Today is Bóndadagur, or Husband’s Day, when wives and girlfriends in Iceland pamper their men. Bóndadagur also marks the beginning of the old Icelandic month of Thorri, during which Thórrablót mid-winter feasts are held across the country.
Thorri food. Photo by Eygló Svala Arnarsdóttir.
In many households, Bóndadagur is celebrated by eating the traditional Thorri food: dried fish, smoked lamb, putrefied shark and soured blood and liver pudding along with other soured meat products, including ram testicles. The delicacies are often washed down with a shot or two of brennivín, Icelandic schnapps.
Other women treat their significant others with flowers. According to Morgunbladid 50 percent more flowers are sold in the week preceding Bóndadagur last year than during a regular week.
However, on Konudagur, or Women’s Day (February 20 this year), the sale doubles. “Our feeling is that women buy flowers along with something else whereas men make a special trip to the florist’s on Women’s Day and buy larger bouquets,” florist Sigurdur Moritzson at Graenn markadur commented.

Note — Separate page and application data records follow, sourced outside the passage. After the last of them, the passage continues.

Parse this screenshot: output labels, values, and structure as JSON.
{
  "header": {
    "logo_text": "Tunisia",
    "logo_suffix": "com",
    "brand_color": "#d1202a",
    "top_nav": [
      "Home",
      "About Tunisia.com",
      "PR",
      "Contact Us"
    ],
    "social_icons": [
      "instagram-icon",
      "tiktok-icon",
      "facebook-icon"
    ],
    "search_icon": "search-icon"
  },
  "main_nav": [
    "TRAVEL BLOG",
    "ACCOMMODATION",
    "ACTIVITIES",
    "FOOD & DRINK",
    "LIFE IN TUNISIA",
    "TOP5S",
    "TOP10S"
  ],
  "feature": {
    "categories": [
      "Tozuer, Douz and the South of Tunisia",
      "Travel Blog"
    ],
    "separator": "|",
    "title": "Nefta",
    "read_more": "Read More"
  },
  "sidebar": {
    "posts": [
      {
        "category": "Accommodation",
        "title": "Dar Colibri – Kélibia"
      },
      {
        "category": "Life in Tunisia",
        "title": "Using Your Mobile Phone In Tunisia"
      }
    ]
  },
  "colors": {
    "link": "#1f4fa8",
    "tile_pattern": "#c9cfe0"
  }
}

The flower tradition on Bóndadagur is rather new; it was largely unheard of until the 1990s.